First and most importantly, if you are thinking about volunteering to translate something you feel passionate about, enjoy yourself, don't forget why you are doing this. Translation is as much an art as it is a science, but there are some basic best practices that can help make translation easier and more rewarding.
Understand what is to be translated
- If you do not understand the subject or a sentence, you cannot translate it well by yourself. It is best then to leave it to others, translate only trivial (non technical or domain specific) material, or work with someone that is an expert in the topic.
- Understand the culture of the audience that you are trying to reach and think about the culture in the context of the original text.
- Understand the style the audience is used to. Avoid word-by word or "literal" translations, which always read awkwardly.
- Do you know the subject matter and understand its lingo? Ask if there is a glossary of terminology that is usually used by translators for this subject. If you do have a glossary, create your own to be consistent among your translations.
- Understand and maintain the formal/informal style of the source text.
- You must stay true to the original text, without reinterpreting it with your own ideas.
- Make sure that you understand the technical limitations and requirements of the translation that you want to do.
- It is always best to translate into your native language and extremely difficult to translate into a language that is not.
- Try to understand how long it may take you to translate this project, and think if you want to commit to it. Calculate how much time it will take. A page of text might take from 1 to 3 hours for a beginner or volunteer (1 or less for an experienced translator).
- Get the tools and resources that can make your translation more efficient and accurate: glossary, translation memory (TM), spell-checker, dictionaries, thesaurus, encyclopedias.
- Read the instructions very carefully (if provided). If there are no instructions, feel confident to ask the author of the source text questions.
While you do it...
- After you write a few sentences, or a paragraph, read it to make sure it makes sense.
- Don't over do it, there is no such thing as a perfect translation, but you do of course want to create a good translation
- Use a spell-checker, track changes (this is a feature of some Word Processors and online tools) or any other tool that you have access to.
And don't forget to:
- Ask permission to translate an original text if it is not published under a license which explicitly allows for derivative works.
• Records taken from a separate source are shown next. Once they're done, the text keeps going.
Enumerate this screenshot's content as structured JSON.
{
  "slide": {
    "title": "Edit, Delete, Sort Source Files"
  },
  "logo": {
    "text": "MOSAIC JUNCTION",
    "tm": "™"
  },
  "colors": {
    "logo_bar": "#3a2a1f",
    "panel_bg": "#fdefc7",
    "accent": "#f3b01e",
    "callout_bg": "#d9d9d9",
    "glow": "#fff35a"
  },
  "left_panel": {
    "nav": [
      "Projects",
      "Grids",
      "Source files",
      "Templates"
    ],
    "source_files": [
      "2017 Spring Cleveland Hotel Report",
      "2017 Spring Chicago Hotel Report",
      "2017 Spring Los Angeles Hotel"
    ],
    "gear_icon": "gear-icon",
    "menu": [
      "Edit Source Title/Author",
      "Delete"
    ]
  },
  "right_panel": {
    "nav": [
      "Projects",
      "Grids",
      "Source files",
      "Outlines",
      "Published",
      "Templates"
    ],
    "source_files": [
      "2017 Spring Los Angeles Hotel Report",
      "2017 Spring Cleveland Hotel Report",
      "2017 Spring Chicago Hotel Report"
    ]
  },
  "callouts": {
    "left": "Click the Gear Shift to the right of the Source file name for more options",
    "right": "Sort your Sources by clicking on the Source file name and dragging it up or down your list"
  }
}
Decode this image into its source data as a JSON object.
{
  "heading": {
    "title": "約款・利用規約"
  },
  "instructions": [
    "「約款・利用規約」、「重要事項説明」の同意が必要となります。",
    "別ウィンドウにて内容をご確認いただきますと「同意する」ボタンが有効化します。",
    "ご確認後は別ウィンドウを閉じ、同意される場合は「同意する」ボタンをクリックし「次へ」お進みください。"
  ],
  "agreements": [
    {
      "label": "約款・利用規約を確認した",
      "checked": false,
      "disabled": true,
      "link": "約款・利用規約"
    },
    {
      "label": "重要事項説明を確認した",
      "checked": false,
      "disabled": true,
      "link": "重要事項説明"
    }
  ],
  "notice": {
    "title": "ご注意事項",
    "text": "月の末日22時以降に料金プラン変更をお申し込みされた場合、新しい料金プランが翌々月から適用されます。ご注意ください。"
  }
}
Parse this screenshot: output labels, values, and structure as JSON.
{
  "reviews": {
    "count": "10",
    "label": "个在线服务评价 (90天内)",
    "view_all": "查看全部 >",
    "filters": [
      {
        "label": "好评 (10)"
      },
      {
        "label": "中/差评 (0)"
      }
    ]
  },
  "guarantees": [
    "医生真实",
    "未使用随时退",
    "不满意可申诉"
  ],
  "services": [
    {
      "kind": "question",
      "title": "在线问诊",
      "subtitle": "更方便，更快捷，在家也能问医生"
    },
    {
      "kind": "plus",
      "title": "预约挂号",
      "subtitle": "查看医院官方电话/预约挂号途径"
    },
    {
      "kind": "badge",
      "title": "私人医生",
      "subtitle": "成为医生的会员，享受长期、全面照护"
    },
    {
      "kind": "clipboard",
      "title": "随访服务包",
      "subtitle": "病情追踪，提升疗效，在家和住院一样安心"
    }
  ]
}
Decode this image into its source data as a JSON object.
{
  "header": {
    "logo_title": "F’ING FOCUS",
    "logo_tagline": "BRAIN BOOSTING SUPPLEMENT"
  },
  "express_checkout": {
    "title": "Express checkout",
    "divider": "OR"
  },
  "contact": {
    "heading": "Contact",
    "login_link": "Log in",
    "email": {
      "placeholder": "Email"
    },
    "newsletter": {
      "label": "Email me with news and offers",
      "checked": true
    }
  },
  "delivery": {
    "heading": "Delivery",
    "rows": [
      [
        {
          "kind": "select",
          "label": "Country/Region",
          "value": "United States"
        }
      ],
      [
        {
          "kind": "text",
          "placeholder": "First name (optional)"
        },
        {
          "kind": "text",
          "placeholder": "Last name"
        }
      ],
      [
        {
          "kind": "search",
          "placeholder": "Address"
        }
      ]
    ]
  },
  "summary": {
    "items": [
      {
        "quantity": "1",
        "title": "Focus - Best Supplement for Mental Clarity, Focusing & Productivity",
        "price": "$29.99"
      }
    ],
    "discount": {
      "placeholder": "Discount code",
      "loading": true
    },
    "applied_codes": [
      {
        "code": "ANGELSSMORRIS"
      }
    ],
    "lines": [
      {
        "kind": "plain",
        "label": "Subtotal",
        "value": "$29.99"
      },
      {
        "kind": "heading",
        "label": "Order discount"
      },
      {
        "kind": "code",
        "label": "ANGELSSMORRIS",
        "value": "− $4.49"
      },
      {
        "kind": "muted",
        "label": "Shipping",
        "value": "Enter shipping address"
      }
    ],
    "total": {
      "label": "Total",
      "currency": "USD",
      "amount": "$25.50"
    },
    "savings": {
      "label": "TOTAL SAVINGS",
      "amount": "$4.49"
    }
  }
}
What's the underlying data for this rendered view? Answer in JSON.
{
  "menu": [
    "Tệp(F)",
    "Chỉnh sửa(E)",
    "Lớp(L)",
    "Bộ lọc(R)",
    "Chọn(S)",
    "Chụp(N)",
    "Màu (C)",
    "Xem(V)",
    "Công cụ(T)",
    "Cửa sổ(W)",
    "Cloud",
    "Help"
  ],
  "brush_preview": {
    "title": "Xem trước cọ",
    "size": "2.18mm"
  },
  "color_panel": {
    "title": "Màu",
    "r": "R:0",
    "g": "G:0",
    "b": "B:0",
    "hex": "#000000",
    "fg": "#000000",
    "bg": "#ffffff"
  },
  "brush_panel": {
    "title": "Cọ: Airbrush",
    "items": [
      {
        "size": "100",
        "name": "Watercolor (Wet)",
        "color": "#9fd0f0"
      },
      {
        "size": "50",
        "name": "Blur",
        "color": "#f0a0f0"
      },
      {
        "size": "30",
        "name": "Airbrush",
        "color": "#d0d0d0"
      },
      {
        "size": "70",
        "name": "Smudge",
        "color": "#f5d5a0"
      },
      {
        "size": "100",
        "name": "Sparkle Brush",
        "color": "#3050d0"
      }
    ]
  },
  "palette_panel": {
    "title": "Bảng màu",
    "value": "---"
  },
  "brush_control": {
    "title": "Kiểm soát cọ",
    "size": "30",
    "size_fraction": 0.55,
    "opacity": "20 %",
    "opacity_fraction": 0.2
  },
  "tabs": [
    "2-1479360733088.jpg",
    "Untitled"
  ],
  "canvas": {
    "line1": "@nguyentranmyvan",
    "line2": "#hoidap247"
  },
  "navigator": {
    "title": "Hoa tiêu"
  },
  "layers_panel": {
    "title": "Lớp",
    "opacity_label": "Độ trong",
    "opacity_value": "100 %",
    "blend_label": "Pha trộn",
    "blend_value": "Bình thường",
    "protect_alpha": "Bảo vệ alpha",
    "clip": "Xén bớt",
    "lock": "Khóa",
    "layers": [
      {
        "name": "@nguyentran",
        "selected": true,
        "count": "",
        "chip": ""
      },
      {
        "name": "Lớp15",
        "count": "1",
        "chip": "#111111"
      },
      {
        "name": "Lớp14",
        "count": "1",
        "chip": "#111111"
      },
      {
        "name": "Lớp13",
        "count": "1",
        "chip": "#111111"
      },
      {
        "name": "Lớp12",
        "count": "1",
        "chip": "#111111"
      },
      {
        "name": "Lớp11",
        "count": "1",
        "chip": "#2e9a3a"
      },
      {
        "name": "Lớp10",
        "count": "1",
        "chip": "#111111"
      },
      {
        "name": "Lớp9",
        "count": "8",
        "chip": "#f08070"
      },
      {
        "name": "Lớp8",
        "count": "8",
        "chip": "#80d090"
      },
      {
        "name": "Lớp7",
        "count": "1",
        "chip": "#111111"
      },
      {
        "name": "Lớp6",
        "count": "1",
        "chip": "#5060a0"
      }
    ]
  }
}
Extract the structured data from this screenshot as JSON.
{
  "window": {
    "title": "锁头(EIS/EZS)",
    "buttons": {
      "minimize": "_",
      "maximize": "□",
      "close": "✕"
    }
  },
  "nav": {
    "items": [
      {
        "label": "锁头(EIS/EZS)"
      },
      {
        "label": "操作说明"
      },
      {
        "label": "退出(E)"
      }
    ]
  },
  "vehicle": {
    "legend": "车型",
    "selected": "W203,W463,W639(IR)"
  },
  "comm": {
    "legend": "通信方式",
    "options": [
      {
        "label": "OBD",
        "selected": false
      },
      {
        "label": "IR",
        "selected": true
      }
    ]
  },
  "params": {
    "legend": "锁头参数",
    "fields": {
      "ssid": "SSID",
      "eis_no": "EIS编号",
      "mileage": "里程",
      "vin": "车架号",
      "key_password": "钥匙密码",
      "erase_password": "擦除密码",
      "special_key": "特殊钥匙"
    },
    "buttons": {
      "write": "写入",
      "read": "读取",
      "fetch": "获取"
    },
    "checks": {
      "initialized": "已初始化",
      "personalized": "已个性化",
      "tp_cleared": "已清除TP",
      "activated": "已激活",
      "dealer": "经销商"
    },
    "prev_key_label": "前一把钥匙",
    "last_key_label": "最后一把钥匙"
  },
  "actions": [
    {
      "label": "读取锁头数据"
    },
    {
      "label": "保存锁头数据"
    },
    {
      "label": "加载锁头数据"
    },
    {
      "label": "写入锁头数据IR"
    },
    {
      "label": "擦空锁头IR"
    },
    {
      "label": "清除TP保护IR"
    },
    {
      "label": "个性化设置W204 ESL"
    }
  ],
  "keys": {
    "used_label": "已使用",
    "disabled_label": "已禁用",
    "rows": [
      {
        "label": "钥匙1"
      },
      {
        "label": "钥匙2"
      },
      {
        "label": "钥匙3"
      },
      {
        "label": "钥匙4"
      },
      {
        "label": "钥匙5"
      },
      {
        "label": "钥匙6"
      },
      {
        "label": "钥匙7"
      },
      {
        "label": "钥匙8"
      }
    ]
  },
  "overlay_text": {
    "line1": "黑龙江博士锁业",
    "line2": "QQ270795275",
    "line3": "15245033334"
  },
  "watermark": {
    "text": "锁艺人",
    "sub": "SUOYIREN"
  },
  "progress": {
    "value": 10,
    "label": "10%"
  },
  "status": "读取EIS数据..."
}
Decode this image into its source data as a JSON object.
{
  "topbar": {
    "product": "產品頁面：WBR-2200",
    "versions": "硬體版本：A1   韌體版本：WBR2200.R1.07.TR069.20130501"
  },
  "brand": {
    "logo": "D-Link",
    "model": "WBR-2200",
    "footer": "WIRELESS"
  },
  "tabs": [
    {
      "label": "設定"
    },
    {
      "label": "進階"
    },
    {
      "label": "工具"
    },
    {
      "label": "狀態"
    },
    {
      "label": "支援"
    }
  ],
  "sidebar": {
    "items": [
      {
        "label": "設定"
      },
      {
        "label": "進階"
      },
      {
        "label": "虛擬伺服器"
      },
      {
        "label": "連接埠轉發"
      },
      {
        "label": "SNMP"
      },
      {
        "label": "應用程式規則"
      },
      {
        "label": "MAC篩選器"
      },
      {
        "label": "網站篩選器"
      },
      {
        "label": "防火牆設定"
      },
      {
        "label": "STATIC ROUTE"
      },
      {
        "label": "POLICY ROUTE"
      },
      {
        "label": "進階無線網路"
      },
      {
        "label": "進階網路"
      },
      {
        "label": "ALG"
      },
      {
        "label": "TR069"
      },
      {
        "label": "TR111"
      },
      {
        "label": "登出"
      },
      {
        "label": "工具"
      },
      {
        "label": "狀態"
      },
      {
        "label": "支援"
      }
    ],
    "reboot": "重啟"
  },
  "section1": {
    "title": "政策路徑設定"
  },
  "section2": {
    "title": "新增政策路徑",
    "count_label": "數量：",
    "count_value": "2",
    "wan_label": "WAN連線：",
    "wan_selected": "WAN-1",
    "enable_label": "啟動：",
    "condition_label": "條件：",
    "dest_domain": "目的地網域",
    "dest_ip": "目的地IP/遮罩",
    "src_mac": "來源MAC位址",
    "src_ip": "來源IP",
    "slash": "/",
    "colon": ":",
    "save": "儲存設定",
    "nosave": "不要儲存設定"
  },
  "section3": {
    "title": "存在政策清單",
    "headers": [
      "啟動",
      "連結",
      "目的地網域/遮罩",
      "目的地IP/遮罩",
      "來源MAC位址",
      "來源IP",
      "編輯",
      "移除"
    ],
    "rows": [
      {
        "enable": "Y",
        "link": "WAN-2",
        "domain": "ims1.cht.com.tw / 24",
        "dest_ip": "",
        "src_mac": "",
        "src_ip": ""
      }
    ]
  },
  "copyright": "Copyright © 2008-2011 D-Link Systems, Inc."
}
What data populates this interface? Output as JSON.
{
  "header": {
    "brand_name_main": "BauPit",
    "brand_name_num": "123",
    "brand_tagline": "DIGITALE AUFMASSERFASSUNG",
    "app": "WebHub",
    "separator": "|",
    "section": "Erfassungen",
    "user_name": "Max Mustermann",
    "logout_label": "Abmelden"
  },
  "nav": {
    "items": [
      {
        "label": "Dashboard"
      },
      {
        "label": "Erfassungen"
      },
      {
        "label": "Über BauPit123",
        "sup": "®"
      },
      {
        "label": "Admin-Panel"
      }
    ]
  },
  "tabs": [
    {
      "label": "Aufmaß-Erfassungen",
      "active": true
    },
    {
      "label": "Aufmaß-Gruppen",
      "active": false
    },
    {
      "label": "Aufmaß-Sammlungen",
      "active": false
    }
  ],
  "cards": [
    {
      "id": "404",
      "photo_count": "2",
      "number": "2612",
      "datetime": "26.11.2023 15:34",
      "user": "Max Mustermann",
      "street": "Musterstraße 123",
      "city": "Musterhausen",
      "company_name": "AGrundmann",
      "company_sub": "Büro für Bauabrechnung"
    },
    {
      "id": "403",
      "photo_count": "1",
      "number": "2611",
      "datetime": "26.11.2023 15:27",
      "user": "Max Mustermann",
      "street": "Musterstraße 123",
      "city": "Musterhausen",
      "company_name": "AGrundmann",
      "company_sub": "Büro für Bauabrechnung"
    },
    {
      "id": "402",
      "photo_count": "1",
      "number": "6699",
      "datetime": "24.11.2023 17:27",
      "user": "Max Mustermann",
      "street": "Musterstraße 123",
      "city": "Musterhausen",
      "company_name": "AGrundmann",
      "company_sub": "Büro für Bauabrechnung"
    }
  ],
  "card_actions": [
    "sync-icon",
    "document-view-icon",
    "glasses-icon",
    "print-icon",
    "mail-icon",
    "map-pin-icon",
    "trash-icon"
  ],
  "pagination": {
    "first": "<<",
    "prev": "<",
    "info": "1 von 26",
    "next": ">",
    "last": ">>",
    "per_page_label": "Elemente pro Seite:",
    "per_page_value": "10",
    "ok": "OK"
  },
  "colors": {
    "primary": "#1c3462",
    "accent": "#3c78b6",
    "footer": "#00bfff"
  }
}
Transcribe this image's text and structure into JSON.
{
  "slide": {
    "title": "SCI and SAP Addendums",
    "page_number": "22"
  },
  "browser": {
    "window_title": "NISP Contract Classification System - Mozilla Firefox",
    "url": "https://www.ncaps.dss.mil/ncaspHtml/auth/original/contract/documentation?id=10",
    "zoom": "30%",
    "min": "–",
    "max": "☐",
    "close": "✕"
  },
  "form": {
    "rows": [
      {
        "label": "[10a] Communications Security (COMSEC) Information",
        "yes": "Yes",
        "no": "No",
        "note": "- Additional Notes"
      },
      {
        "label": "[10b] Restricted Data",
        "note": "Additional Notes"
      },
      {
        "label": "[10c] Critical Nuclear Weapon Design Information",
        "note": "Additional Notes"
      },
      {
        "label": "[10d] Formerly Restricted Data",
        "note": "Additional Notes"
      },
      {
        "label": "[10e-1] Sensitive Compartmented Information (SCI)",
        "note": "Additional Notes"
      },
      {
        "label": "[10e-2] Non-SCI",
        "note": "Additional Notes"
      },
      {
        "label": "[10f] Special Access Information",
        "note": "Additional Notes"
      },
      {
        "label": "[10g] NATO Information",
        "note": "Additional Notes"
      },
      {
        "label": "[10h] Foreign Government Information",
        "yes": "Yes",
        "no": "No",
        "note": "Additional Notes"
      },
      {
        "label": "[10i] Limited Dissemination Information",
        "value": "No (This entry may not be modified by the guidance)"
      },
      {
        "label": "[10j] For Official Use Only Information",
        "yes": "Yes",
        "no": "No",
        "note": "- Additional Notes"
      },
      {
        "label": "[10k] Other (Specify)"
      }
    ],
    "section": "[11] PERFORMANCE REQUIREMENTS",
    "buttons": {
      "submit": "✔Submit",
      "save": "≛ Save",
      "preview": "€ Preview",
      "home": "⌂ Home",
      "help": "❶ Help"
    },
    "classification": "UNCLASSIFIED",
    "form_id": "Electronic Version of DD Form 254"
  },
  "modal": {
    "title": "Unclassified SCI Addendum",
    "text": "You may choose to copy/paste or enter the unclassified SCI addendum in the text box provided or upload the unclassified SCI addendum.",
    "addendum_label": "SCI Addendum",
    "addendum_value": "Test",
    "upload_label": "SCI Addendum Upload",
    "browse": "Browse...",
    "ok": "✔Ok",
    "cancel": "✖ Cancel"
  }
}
- Don't be afraid to ask for attribution/credit for your work.
- Look at the license.
- Think of the author(s) and how you should treat the text and use it in a polite way.